▶ _Records for the exercise_
———
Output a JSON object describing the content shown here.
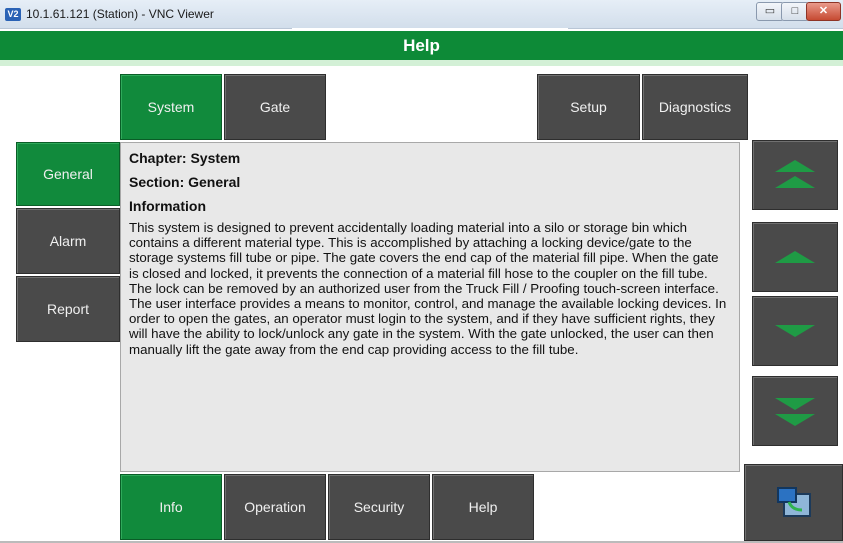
{
  "window": {
    "title": "10.1.61.121 (Station) - VNC Viewer",
    "icon_text": "V2",
    "controls": {
      "minimize": "▭",
      "maximize": "□",
      "close": "✕"
    }
  },
  "header": {
    "title": "Help"
  },
  "top_tabs": {
    "system": "System",
    "gate": "Gate",
    "setup": "Setup",
    "diagnostics": "Diagnostics"
  },
  "side_tabs": {
    "general": "General",
    "alarm": "Alarm",
    "report": "Report"
  },
  "content": {
    "chapter": "Chapter: System",
    "section": "Section: General",
    "info_heading": "Information",
    "text": "This system is designed to prevent accidentally loading material into a silo or storage bin which contains a different material type. This is accomplished by attaching a locking device/gate to the storage systems fill tube or pipe.  The gate covers the end cap of the material fill pipe.  When the gate is closed and locked, it prevents the connection of a material fill hose to the coupler on the fill tube.  The lock can be removed by an authorized user from the Truck Fill / Proofing touch-screen interface.  The user interface provides a means to monitor, control, and manage the available locking devices.  In order to open the gates, an operator must login to the system, and if they have sufficient rights, they will have the ability to lock/unlock any gate in the system.  With the gate unlocked, the user can then manually lift the gate away from the end cap providing access to the fill tube."
  },
  "bottom_tabs": {
    "info": "Info",
    "operation": "Operation",
    "security": "Security",
    "help": "Help"
  },
  "colors": {
    "green": "#118a3c",
    "dark_button": "#4a4a4a",
    "header_green": "#0d8a37",
    "arrow": "#1f9b45"
  },
  "icons": [
    "app-icon",
    "scroll-top-icon",
    "scroll-up-icon",
    "scroll-down-icon",
    "scroll-bottom-icon",
    "screen-switch-icon"
  ]
}
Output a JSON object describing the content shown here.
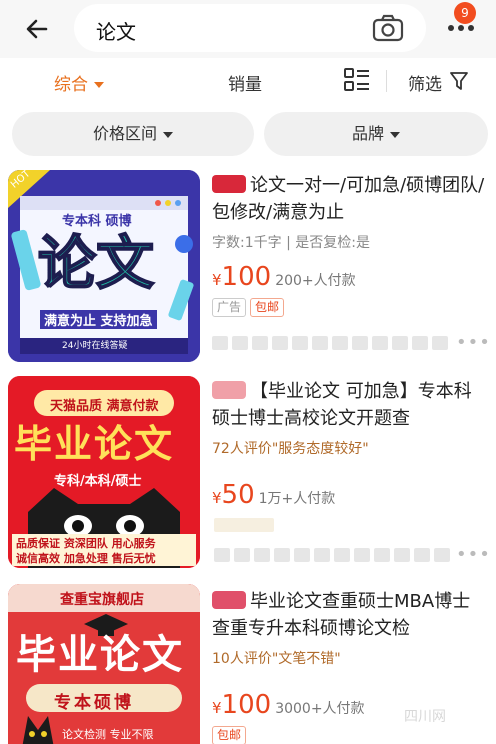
{
  "header": {
    "back_icon": "back-arrow-icon",
    "search_value": "论文",
    "camera_icon": "camera-icon",
    "more_icon": "more-dots-icon",
    "notification_count": "9"
  },
  "sort_bar": {
    "items": [
      "综合",
      "销量"
    ],
    "active_index": 0,
    "filter_label": "筛选",
    "active_color": "#e8701e"
  },
  "filters": [
    "价格区间",
    "品牌"
  ],
  "products": [
    {
      "title": "论文一对一/可加急/硕博团队/包修改/满意为止",
      "meta": "字数:1千字 | 是否复检:是",
      "price": "100",
      "buyers": "200+人付款",
      "tags": [
        "广告",
        "包邮"
      ],
      "thumb": {
        "hot": "HOT",
        "sub": "专本科 硕博",
        "big": "论文",
        "slogan": "满意为止  支持加急",
        "bottom": "24小时在线答疑"
      }
    },
    {
      "title": "【毕业论文 可加急】专本科硕士博士高校论文开题查",
      "review": "72人评价\"服务态度较好\"",
      "price": "50",
      "buyers": "1万+人付款",
      "thumb": {
        "top": "天猫品质  满意付款",
        "big": "毕业论文",
        "sub": "专科/本科/硕士",
        "line1": "品质保证 资深团队 用心服务",
        "line2": "诚信高效 加急处理 售后无忧"
      }
    },
    {
      "title": "毕业论文查重硕士MBA博士查重专升本科硕博论文检",
      "review": "10人评价\"文笔不错\"",
      "price": "100",
      "buyers": "3000+人付款",
      "tags": [
        "包邮"
      ],
      "thumb": {
        "top": "查重宝旗舰店",
        "big": "毕业论文",
        "sub": "专本硕博",
        "bottom": "论文检测 专业不限"
      }
    }
  ],
  "currency": "¥",
  "watermark": "四川网",
  "colors": {
    "price": "#e8461e",
    "accent": "#e8701e",
    "badge": "#f24d1f"
  }
}
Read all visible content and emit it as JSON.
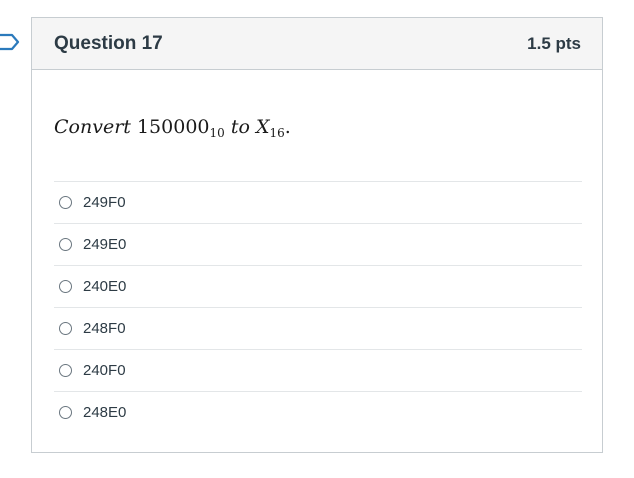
{
  "question": {
    "title": "Question 17",
    "points": "1.5 pts",
    "prompt": {
      "word_convert": "Convert",
      "number": "150000",
      "number_base": "10",
      "word_to": "to",
      "variable": "X",
      "variable_base": "16",
      "period": "."
    },
    "answers": [
      {
        "label": "249F0"
      },
      {
        "label": "249E0"
      },
      {
        "label": "240E0"
      },
      {
        "label": "248F0"
      },
      {
        "label": "240F0"
      },
      {
        "label": "248E0"
      }
    ]
  },
  "icons": {
    "flag": "flag-icon",
    "radio": "radio-button"
  },
  "colors": {
    "header_bg": "#f5f5f5",
    "border": "#c7cdd1",
    "text": "#2d3b45",
    "flag_stroke": "#2b7abc"
  }
}
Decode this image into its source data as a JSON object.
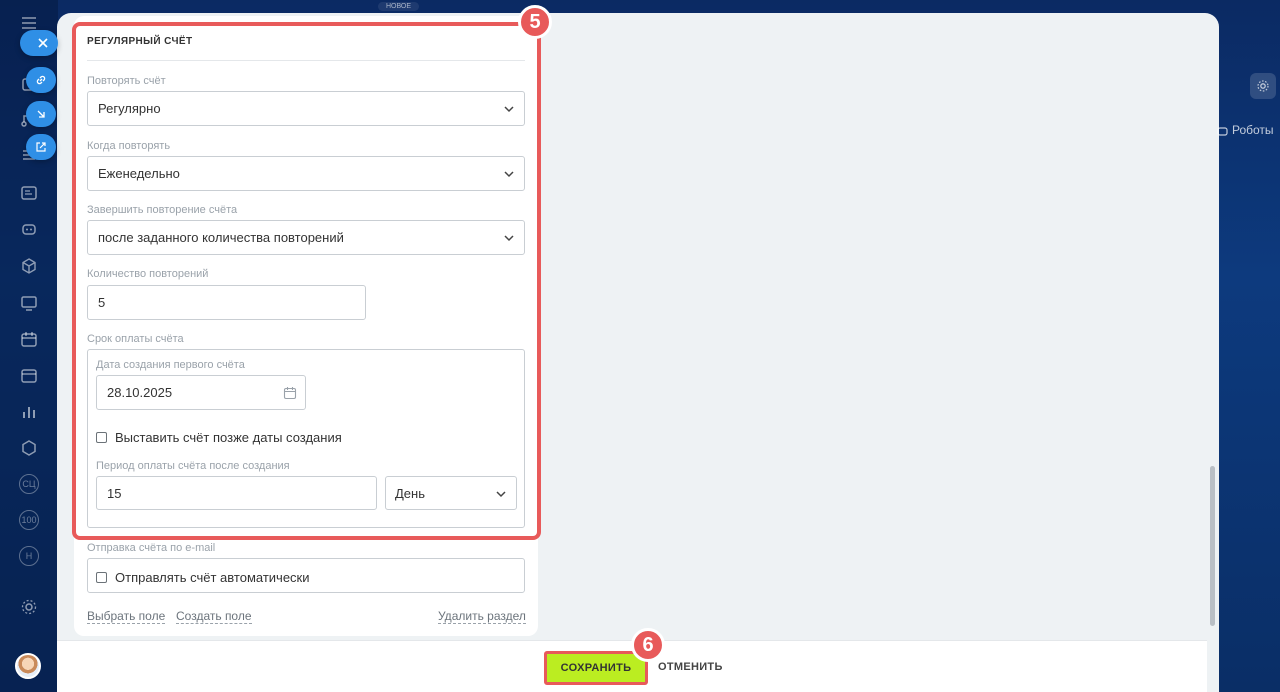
{
  "top_tab": "НОВОЕ",
  "section": {
    "title": "РЕГУЛЯРНЫЙ СЧЁТ",
    "badge": "5"
  },
  "fields": {
    "repeat": {
      "label": "Повторять счёт",
      "value": "Регулярно"
    },
    "when": {
      "label": "Когда повторять",
      "value": "Еженедельно"
    },
    "end": {
      "label": "Завершить повторение счёта",
      "value": "после заданного количества повторений"
    },
    "count": {
      "label": "Количество повторений",
      "value": "5"
    },
    "payment_term": {
      "label": "Срок оплаты счёта",
      "first_date_label": "Дата создания первого счёта",
      "first_date_value": "28.10.2025",
      "later_checkbox_label": "Выставить счёт позже даты создания",
      "period_label": "Период оплаты счёта после создания",
      "period_value": "15",
      "period_unit": "День"
    },
    "email": {
      "label": "Отправка счёта по e-mail",
      "checkbox_label": "Отправлять счёт автоматически"
    }
  },
  "links": {
    "select_field": "Выбрать поле",
    "create_field": "Создать поле",
    "delete_section": "Удалить раздел"
  },
  "footer": {
    "save": "СОХРАНИТЬ",
    "cancel": "ОТМЕНИТЬ",
    "badge": "6"
  },
  "right": {
    "robots": "Роботы"
  },
  "rail": {
    "items": [
      "menu-icon",
      "close-icon",
      "copy-icon",
      "link-icon",
      "flow-icon",
      "download-icon",
      "tasks-icon",
      "external-icon",
      "contact-card-icon",
      "robot-icon",
      "box-icon",
      "board-icon",
      "calendar-icon",
      "window-icon",
      "chart-icon",
      "hexagon-icon",
      "cc-icon",
      "io-icon",
      "n-icon",
      "gear-icon"
    ],
    "text_badges": [
      "СЦ",
      "100",
      "Н"
    ]
  },
  "colors": {
    "accent_red": "#e85a5a",
    "save_green": "#bbed21",
    "float_blue": "#2f8fe6"
  }
}
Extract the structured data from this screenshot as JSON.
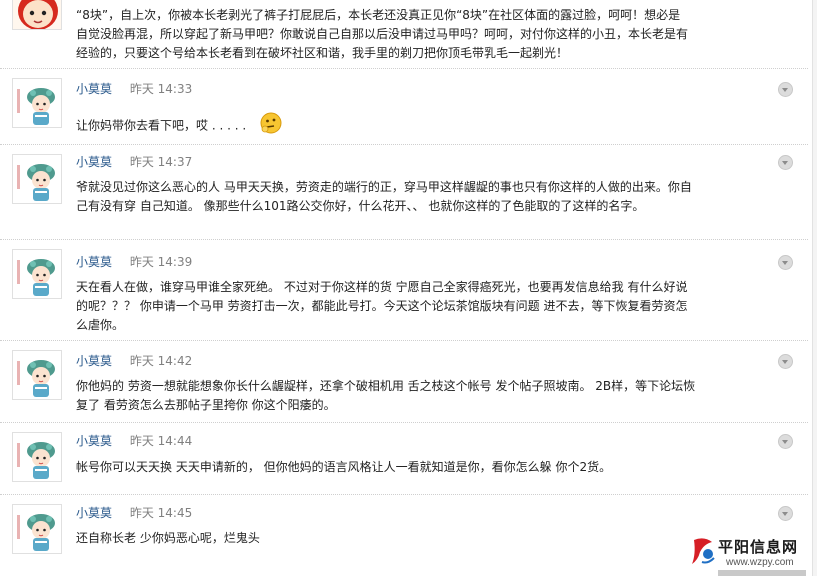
{
  "comments": [
    {
      "avatar": "cartoon-boy-red-hair",
      "user": "",
      "time": "",
      "text": "“8块”，自上次，你被本长老剥光了裤子打屁屁后，本长老还没真正见你“8块”在社区体面的露过脸，呵呵！想必是自觉没脸再混，所以穿起了新马甲吧？你敢说自己自那以后没申请过马甲吗？呵呵，对付你这样的小丑，本长老是有经验的，只要这个号给本长老看到在破坏社区和谐，我手里的剃刀把你顶毛带乳毛一起剃光！"
    },
    {
      "avatar": "cartoon-girl-opera",
      "user": "小莫莫",
      "time": "昨天 14:33",
      "text": "让你妈带你去看下吧，哎      . . . . .",
      "emoji": "thinking-emoji"
    },
    {
      "avatar": "cartoon-girl-opera",
      "user": "小莫莫",
      "time": "昨天 14:37",
      "text": "爷就没见过你这么恶心的人   马甲天天换，劳资走的端行的正，穿马甲这样龌龊的事也只有你这样的人做的出来。你自己有没有穿   自己知道。  像那些什么101路公交你好，什么花开、、  也就你这样的了色能取的了这样的名字。"
    },
    {
      "avatar": "cartoon-girl-opera",
      "user": "小莫莫",
      "time": "昨天 14:39",
      "text": "天在看人在做，谁穿马甲谁全家死绝。   不过对于你这样的货  宁愿自己全家得癌死光，也要再发信息给我  有什么好说的呢？？？    你申请一个马甲  劳资打击一次，都能此号打。今天这个论坛茶馆版块有问题  进不去，等下恢复看劳资怎么虐你。"
    },
    {
      "avatar": "cartoon-girl-opera",
      "user": "小莫莫",
      "time": "昨天 14:42",
      "text": "你他妈的  劳资一想就能想象你长什么龌龊样，还拿个破相机用 舌之枝这个帐号 发个帖子照坡南。  2B样，等下论坛恢复了  看劳资怎么去那帖子里挎你  你这个阳痿的。"
    },
    {
      "avatar": "cartoon-girl-opera",
      "user": "小莫莫",
      "time": "昨天 14:44",
      "text": "帐号你可以天天换  天天申请新的，  但你他妈的语言风格让人一看就知道是你，看你怎么躲  你个2货。"
    },
    {
      "avatar": "cartoon-girl-opera",
      "user": "小莫莫",
      "time": "昨天 14:45",
      "text": "还自称长老   少你妈恶心呢，烂鬼头"
    }
  ],
  "watermark": {
    "logo": "pingyang-logo",
    "title": "平阳信息网",
    "url": "www.wzpy.com"
  },
  "colors": {
    "user_name": "#2b5a8c",
    "time": "#808080",
    "text": "#222222",
    "divider": "#cfcfcf"
  }
}
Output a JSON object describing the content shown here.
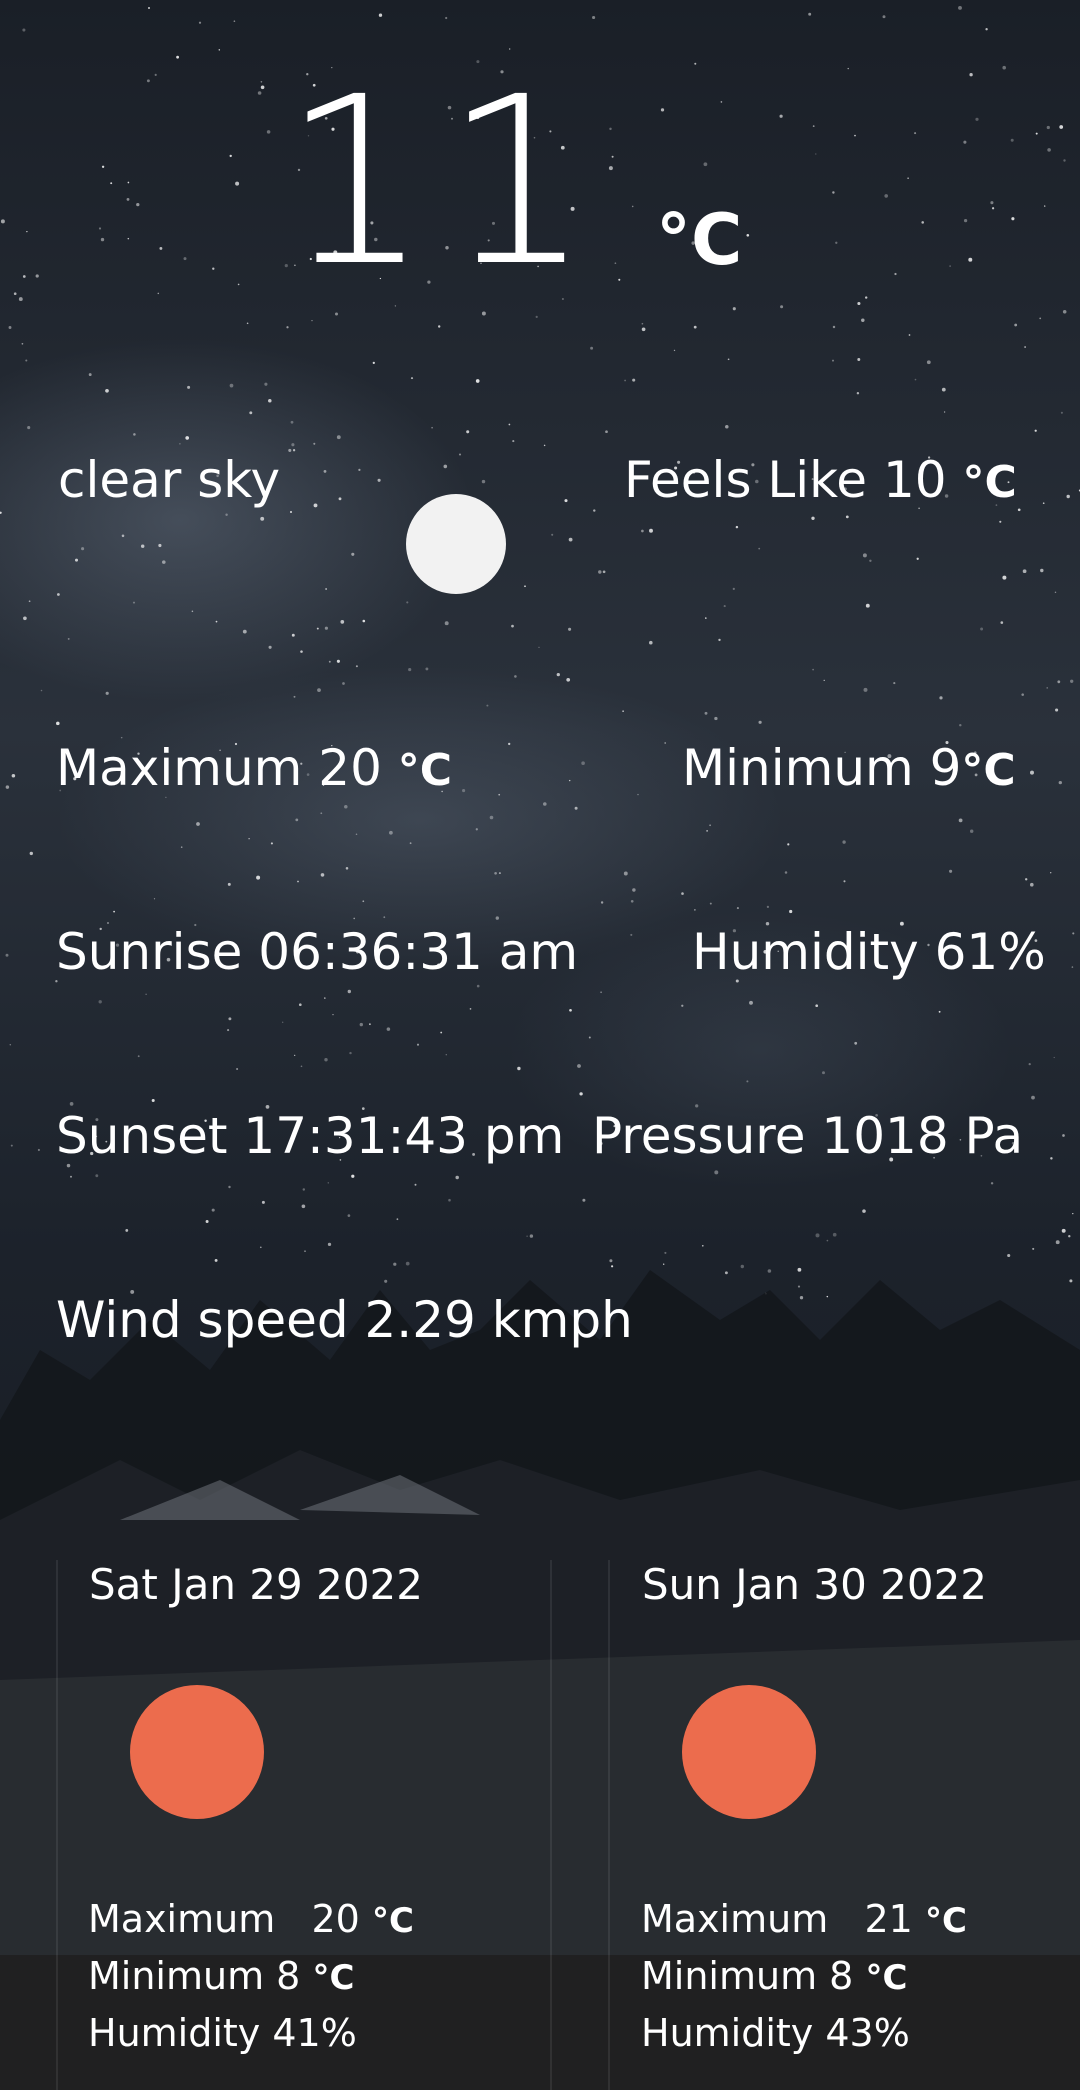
{
  "current": {
    "temperature": "11",
    "unit": "°C",
    "description": "clear sky",
    "icon": "moon-icon",
    "feels_like": "Feels Like 10",
    "maximum": "Maximum 20",
    "minimum": "Minimum 9",
    "sunrise": "Sunrise 06:36:31 am",
    "humidity": "Humidity 61%",
    "sunset": "Sunset 17:31:43 pm",
    "pressure": "Pressure 1018 Pa",
    "wind": "Wind speed 2.29  kmph"
  },
  "forecast": [
    {
      "date": "Sat Jan 29 2022",
      "icon": "sun-icon",
      "max_label": "Maximum",
      "max_value": "20",
      "min": "Minimum 8",
      "humidity": "Humidity 41%"
    },
    {
      "date": "Sun Jan 30 2022",
      "icon": "sun-icon",
      "max_label": "Maximum",
      "max_value": "21",
      "min": "Minimum 8",
      "humidity": "Humidity 43%"
    }
  ],
  "colors": {
    "sun": "#ec6c4d",
    "moon": "#f2f2f2",
    "text": "#ffffff"
  }
}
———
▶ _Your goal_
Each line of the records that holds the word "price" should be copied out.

▶ _Answer to this problem_
      "price": "100",
      "price": "50",
      "price": "100",
    "price": "#e8461e",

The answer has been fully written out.